The RPi has a single UART that is readily accessible from the GPIO header and known to Linux as
/dev/ttyAMA0. The Broadcom SOC that implements most of the RPi has a second UART, but it is not clear whether or not it is possible to use it in the RPi with commonly available Linux configurations.
The available UART is configured out of the box as the system console port. This has several side effects. First, the boot loader will chatter on the port as it finds and loads the Linux kernel. Second, the kernel will chatter as it boots up. And third, once booted it will prompt for a username and password, allowing a user to log in on the console.
We cannot trivially prevent the boot loader from chattering, but fortunately it doesn’t have very much to say. We can, however, prevent the kernel from chattering and the system from supporting a login prompt. As described by Adafruit here, the easiest way to get that effect from a Raspbian distribution is to use
raspi-config and turn off the console serial port. In the version of
raspi-config I have, this control is in the Advanced Configuration menu, under Serial, which differs slightly from Adafruit’s description.
After doing that and rebooting the RPi, the UART is untouched by the kernel and system. From observation, the boot loader chatter consists primarily of a single line of text emitted at 115200 baud:
Uncompressing Linux... done, booting the kernel.
Logging in over ssh to the freshly rebooted system we find…
Last login: Wed Apr 29 23:05:21 2015 from 192.168.1.26 pi@treepi ~ $ uname -a Linux treepi 3.12.28+ #709 PREEMPT Mon Sep 8 15:28:00 BST 2014 armv6l GNU/Linux pi@treepi ~ $ stty -F /dev/ttyAMA0 speed 9600 baud; line = 0; -brkint -imaxbel pi@treepi ~ $
The SPLear is configured for 115200 baud, so we want to change that. I suspect it would be possible to adjust the kernel command line to get this effect by default, but it is easy enough to do directly from the
stty command. There are likely other features of the serial port configuration that ought to be adjusted, but getting the baud rate right will allow us to use simple commands to verify that the SPLear is operating.
pi@treepi ~ $ stty -F /dev/ttyAMA0 ospeed 115200 ispeed 115200 pi@treepi ~ $ stty -F /dev/ttyAMA0 speed 115200 baud; line = 0; -brkint -imaxbel pi@treepi ~ $
Connecting the SPLear

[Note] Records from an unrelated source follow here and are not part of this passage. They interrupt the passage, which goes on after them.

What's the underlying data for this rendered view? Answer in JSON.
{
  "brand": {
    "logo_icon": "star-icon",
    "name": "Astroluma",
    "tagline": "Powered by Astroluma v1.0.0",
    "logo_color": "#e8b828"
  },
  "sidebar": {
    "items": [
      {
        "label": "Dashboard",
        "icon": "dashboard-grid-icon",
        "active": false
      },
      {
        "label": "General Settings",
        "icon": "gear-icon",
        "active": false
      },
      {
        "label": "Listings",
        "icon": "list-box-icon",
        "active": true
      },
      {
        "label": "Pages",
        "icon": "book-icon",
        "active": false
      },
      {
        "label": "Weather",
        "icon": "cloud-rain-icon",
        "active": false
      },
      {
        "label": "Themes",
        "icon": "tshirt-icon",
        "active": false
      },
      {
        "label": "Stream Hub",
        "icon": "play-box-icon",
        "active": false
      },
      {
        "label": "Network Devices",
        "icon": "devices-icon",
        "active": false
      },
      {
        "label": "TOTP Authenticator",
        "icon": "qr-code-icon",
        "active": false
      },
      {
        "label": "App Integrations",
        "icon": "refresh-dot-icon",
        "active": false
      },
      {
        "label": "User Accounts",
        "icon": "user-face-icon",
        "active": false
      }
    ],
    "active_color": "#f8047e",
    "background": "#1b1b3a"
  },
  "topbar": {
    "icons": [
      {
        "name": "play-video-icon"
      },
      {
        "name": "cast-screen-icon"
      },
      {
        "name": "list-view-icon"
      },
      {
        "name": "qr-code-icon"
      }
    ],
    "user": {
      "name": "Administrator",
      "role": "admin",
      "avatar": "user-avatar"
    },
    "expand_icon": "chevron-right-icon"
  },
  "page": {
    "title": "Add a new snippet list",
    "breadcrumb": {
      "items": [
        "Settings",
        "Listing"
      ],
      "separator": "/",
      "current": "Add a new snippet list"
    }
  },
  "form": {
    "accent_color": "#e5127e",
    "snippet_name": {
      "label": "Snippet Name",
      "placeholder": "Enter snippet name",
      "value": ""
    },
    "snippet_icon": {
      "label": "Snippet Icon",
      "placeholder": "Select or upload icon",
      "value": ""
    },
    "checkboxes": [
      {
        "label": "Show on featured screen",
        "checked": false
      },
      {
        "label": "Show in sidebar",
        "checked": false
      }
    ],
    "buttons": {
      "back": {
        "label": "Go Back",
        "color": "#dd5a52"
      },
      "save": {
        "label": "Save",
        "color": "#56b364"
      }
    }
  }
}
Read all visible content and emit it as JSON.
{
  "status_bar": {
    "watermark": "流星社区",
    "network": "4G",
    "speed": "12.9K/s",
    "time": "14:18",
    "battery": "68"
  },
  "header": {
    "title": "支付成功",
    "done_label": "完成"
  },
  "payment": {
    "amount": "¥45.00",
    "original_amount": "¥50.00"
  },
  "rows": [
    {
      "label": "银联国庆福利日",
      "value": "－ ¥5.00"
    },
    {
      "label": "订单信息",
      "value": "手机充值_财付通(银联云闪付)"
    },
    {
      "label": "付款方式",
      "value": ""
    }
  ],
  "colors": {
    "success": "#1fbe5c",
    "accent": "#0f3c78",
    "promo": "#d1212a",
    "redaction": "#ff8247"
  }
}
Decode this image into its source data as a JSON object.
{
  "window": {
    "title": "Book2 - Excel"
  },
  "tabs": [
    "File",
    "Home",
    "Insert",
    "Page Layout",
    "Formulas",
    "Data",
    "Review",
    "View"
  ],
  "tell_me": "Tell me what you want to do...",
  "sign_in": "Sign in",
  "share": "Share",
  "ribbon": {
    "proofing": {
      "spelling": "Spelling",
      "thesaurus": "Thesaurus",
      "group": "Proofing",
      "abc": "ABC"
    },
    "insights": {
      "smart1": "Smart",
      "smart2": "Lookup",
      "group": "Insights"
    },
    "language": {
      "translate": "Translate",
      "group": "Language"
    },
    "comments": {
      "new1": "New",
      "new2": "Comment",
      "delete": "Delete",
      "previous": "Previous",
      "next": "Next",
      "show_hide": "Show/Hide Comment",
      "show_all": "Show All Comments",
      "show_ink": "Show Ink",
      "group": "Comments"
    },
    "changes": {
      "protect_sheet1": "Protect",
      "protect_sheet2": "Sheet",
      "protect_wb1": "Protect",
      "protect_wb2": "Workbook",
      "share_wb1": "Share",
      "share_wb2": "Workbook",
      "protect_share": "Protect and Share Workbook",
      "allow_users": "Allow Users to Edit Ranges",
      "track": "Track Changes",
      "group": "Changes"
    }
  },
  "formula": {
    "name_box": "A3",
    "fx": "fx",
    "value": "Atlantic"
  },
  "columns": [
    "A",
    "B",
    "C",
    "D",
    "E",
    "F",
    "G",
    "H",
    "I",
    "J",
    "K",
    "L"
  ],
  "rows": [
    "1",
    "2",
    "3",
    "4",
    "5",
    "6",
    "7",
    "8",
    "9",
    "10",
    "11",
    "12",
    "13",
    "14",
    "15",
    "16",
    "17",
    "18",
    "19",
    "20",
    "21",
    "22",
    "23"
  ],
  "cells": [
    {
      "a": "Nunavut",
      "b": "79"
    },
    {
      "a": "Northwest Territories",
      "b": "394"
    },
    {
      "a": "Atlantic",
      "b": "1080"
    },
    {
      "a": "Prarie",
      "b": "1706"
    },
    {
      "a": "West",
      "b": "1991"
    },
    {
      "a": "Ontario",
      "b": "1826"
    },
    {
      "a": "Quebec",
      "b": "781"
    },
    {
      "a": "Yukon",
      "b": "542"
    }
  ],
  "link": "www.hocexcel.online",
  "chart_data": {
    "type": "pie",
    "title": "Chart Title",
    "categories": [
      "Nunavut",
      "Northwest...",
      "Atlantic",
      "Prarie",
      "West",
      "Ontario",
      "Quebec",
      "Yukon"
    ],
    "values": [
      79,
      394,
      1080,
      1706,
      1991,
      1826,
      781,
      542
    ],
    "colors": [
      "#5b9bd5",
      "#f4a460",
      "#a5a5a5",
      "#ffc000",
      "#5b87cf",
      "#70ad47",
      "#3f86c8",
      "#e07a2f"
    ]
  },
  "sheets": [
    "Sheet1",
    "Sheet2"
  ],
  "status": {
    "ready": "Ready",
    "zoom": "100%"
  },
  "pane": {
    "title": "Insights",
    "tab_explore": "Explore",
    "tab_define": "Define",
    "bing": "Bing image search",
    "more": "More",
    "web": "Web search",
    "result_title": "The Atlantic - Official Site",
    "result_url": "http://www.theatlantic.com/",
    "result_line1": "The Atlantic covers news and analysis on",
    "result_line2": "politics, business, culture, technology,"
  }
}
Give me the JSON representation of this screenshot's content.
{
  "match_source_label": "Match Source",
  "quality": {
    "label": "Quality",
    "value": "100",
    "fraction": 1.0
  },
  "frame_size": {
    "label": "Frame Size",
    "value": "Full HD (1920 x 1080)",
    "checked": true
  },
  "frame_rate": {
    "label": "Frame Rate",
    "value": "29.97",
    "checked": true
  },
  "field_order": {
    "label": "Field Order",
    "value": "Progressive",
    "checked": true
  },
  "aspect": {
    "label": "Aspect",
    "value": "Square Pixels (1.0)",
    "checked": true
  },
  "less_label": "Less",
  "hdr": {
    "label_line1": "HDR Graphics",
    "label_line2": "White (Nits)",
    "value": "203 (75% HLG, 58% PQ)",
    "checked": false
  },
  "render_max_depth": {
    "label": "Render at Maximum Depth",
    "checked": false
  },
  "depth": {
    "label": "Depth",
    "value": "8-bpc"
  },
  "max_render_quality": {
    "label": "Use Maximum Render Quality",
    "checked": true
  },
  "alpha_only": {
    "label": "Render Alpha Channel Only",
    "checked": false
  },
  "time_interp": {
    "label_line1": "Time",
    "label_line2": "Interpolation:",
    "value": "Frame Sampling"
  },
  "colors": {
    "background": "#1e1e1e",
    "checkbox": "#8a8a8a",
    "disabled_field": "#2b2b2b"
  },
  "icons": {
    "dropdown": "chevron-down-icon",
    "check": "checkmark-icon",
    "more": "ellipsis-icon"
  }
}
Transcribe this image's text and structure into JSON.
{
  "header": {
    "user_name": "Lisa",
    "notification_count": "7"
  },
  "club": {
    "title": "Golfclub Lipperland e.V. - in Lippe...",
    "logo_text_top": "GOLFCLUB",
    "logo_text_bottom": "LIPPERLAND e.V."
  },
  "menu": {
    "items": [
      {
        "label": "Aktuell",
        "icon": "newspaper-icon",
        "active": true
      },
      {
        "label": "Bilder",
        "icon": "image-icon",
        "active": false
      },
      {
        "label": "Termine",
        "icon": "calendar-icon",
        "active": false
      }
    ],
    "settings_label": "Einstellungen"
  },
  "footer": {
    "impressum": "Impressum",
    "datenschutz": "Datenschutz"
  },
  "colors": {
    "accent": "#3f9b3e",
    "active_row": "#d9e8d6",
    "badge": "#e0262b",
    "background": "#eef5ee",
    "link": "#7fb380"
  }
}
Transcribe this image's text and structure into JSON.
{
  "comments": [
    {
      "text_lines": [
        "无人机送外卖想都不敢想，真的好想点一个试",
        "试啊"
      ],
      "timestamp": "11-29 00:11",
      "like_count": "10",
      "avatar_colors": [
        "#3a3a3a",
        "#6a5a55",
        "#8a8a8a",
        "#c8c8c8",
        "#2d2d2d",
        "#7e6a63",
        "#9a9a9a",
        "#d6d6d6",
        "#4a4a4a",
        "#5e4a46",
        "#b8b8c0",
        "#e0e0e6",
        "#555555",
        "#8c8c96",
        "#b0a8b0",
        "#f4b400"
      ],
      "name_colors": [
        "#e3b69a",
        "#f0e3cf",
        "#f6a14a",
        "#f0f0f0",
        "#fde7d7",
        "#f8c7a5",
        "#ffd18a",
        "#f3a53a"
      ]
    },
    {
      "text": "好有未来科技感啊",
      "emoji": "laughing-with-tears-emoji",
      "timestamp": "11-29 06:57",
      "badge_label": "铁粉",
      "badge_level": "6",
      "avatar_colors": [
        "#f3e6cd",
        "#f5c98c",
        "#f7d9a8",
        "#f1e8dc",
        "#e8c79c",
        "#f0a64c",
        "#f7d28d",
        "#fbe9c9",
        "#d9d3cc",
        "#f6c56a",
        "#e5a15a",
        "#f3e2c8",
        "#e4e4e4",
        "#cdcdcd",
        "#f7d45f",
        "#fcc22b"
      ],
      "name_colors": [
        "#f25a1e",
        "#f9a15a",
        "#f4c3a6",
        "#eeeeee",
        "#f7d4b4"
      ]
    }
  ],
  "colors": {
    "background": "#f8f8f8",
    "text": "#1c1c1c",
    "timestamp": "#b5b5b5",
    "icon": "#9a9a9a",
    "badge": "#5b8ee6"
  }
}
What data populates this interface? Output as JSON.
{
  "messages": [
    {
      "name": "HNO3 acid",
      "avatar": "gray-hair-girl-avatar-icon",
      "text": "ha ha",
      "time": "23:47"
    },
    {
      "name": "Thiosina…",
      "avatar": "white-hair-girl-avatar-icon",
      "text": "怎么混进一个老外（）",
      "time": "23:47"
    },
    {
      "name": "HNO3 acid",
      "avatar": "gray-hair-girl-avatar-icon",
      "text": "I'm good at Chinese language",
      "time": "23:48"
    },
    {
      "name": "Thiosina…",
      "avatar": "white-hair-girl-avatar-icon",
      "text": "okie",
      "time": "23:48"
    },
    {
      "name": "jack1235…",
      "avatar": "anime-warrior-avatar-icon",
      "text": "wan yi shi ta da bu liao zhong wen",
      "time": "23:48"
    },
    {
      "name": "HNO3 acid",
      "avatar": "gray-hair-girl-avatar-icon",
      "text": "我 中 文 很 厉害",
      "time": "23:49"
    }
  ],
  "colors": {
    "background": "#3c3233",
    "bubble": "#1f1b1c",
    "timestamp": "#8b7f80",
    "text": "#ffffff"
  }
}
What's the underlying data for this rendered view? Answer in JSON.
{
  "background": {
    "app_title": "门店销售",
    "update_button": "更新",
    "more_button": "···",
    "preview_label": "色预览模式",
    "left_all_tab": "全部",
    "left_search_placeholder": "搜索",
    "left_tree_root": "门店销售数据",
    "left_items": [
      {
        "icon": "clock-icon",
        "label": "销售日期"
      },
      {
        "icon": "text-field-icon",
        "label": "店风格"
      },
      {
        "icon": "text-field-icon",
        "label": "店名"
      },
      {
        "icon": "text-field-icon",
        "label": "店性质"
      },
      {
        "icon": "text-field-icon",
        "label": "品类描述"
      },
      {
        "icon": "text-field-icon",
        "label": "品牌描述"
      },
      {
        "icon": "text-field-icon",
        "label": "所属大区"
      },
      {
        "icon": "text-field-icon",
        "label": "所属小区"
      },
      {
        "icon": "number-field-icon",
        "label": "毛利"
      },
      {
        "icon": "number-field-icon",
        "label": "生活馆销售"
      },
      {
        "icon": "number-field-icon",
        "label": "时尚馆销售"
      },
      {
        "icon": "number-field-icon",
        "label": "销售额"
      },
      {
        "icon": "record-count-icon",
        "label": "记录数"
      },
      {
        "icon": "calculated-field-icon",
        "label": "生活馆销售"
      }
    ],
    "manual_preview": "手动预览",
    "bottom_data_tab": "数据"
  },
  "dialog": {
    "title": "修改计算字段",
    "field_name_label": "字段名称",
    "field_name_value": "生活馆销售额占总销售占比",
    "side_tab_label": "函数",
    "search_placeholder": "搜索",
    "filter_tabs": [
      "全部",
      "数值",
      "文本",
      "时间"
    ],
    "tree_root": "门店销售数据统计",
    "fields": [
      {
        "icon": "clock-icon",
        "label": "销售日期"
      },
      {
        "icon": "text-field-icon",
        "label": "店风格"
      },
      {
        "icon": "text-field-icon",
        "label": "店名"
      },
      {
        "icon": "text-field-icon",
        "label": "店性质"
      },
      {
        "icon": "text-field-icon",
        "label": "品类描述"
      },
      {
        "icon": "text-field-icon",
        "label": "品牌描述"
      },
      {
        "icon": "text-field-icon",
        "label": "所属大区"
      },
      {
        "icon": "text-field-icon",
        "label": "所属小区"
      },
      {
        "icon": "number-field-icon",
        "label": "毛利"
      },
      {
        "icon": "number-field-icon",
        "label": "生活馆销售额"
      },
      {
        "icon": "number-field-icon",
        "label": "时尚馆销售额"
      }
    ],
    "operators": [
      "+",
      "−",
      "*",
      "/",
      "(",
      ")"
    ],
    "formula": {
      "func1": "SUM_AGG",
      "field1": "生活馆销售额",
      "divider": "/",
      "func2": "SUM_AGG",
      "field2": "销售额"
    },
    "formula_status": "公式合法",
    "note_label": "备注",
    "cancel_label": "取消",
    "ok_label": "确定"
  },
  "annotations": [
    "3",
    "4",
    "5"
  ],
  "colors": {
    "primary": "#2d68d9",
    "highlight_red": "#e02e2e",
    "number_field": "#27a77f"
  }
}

The SPLear has been designed to be easily connected to a logic level serial port such as the UART provided by the RPi. Both the SPLear and the RPi use 3.3V logic levels, so we simply need to wire the port straight over.
The SPLear will directly plug in to a solderless breadboard, but the RPi requires an adapter (such as the Pi Cobbler or Pi T-Cobbler). Alternatively, with a few socketed jumper wires you can wire the RPi directly to the SPLear. Either way, connect them as follows:
RPi GPIO header SPLear J1 --------------- ----------- 2 (5V) J1.2 (VCC) 6 (GND) J1.1 (GND) 8 (UART0_TxD) J1.6 (RXD) 10 (UART0_RxD) J1.7 (TXD)
With the SPLear wired to the RPi GPIO header, we can observe the default output on the UART which consists of raw codes for peak and instantaneous SPL. The version of the firmware used here also includes two forms of mean sample value as a leftover of testing DC offset removal, these values can simply be ignored.
pi@treepi ~ $ cat /dev/ttyAMA0 27 24 0 0 26 24 0 0 51 26 -2 0 27 25 0 0 ^C pi@treepi ~ $
In a nutshell, this output indicates that a program running in the RPi (in this case
cat) can receive the SPL data as provided by the SPLear. We know this data has some connection to reality because I deliberately made a noise after the first two lines printed, which is evident in the jump from a peak of 26 to a peak of 51, which is 25 counts or about 19 dB SPL louder than the recent ambient level.
The next step is to actually use that SPL level to do something, which will certainly be the subject of future posts. Watch this space!
Let us know what you think!
(Written with StackEdit.)